WORK REQUIRED = State how many lines of the material below contain the word "content". Add nothing else.

(DATA begins)

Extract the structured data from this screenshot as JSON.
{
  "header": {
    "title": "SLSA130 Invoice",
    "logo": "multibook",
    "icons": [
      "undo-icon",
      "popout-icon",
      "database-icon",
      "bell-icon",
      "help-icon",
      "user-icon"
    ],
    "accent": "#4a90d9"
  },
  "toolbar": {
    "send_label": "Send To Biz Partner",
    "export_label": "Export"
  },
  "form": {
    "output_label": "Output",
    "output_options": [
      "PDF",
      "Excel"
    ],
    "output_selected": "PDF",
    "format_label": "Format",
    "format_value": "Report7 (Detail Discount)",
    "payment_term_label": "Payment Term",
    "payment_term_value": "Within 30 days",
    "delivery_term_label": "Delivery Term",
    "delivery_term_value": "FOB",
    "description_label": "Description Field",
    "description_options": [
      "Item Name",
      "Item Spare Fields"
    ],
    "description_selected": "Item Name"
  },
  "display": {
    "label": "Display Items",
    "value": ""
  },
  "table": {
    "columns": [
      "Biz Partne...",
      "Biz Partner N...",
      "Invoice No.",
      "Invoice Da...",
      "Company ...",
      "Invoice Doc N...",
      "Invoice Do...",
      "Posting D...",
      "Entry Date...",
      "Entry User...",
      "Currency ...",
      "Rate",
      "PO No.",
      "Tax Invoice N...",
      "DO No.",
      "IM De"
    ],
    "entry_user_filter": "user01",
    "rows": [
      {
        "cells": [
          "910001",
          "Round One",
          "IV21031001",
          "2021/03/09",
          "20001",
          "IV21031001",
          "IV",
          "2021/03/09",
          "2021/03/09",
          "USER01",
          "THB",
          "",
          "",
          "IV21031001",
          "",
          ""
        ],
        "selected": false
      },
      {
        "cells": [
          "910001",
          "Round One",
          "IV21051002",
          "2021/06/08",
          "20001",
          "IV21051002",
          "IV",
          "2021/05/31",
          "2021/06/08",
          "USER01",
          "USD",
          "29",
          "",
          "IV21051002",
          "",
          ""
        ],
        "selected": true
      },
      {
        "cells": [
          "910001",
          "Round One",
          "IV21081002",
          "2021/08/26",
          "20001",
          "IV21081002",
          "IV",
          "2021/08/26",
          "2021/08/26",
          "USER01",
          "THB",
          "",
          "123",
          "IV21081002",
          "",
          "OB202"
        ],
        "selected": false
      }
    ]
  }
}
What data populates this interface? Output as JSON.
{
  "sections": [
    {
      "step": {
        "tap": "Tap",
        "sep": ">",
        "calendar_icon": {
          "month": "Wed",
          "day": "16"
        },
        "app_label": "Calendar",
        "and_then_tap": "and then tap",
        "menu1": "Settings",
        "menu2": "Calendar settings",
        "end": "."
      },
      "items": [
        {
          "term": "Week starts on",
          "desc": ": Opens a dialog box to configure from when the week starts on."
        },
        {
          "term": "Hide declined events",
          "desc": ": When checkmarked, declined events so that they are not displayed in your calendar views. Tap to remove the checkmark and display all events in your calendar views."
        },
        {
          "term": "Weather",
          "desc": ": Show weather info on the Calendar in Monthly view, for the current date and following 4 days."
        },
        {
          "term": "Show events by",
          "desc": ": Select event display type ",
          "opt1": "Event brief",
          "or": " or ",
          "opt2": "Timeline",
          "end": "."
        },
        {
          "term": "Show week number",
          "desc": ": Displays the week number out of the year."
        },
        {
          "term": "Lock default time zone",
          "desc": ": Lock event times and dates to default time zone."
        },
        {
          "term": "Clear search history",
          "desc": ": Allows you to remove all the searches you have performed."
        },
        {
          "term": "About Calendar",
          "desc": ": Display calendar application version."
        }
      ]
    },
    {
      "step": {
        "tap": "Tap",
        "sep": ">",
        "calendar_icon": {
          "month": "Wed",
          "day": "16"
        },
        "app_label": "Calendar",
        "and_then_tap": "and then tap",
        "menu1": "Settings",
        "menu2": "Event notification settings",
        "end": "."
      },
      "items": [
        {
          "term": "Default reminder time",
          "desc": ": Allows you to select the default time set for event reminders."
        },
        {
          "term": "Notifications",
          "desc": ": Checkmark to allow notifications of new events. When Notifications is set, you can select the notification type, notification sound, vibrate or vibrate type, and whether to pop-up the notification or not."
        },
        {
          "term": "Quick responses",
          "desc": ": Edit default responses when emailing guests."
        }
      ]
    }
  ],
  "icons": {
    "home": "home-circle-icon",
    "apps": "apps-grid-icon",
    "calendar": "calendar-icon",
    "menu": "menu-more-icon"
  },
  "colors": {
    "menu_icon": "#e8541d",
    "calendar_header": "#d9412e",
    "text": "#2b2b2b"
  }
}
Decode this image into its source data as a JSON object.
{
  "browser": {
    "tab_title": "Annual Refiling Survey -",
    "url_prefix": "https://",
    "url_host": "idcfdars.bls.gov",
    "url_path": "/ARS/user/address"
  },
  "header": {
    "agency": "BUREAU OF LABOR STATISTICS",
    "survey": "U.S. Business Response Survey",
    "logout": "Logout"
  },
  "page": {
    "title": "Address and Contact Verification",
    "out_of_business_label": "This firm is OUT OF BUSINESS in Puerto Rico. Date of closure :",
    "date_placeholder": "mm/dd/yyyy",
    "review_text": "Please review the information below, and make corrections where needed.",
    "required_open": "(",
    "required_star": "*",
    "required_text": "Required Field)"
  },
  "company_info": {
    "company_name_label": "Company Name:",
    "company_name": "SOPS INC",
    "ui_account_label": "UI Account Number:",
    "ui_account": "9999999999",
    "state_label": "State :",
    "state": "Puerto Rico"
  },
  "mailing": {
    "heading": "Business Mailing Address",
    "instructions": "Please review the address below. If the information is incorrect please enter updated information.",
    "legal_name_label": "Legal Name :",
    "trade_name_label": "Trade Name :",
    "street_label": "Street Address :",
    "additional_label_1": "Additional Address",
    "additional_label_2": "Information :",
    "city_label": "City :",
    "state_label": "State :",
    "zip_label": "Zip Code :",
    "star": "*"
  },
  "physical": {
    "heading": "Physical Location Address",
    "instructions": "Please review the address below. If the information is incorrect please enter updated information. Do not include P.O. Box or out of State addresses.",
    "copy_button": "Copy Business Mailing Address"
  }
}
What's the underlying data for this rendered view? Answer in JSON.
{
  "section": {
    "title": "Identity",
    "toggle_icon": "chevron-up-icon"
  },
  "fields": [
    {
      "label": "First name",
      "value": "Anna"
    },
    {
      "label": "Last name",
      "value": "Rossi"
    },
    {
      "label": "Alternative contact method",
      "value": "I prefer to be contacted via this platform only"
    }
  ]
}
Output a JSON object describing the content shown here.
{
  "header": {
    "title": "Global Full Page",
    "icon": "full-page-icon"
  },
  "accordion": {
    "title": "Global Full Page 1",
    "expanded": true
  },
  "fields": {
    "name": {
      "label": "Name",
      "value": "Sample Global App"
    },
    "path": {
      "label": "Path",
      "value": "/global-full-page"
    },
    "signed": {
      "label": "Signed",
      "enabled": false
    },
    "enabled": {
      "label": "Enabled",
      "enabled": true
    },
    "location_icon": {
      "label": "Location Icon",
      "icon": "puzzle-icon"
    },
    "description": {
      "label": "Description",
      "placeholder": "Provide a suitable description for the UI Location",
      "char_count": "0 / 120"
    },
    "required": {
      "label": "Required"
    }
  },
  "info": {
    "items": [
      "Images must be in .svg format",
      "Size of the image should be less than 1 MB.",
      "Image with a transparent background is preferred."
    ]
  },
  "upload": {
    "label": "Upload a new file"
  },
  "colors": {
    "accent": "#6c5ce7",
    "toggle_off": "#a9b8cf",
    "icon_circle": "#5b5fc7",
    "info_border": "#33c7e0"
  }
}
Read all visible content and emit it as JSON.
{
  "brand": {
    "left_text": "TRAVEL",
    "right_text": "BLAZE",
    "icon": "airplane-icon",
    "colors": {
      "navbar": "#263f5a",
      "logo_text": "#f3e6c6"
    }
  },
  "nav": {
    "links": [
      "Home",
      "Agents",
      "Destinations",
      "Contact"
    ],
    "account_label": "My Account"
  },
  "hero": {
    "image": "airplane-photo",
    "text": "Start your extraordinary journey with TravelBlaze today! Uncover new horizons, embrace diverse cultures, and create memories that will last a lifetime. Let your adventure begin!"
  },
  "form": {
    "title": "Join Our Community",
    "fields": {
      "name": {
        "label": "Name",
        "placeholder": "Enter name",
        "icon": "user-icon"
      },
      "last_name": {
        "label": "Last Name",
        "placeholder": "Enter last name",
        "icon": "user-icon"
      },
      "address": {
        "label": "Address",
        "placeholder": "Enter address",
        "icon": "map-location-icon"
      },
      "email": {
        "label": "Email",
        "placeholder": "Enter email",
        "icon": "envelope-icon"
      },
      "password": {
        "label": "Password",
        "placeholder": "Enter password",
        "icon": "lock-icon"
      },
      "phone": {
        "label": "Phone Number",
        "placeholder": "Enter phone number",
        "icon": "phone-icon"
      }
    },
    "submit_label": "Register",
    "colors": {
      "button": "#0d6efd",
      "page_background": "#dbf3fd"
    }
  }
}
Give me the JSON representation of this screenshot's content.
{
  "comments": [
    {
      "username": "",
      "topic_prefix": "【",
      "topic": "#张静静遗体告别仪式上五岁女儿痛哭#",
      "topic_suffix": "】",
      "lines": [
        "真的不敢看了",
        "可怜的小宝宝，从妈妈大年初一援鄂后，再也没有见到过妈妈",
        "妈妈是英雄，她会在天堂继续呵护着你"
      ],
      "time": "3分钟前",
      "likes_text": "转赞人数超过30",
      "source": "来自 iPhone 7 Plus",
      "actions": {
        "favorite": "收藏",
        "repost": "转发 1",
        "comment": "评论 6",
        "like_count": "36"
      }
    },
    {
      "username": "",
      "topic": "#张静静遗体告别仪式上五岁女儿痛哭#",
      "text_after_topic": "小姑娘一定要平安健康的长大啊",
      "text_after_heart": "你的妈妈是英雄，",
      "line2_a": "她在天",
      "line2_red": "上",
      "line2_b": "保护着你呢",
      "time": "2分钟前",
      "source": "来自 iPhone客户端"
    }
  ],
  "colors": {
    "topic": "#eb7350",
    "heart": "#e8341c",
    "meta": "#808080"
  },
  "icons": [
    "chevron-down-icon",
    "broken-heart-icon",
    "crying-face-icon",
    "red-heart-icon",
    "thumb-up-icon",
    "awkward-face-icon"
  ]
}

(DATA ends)

TASK OUTPUT = 3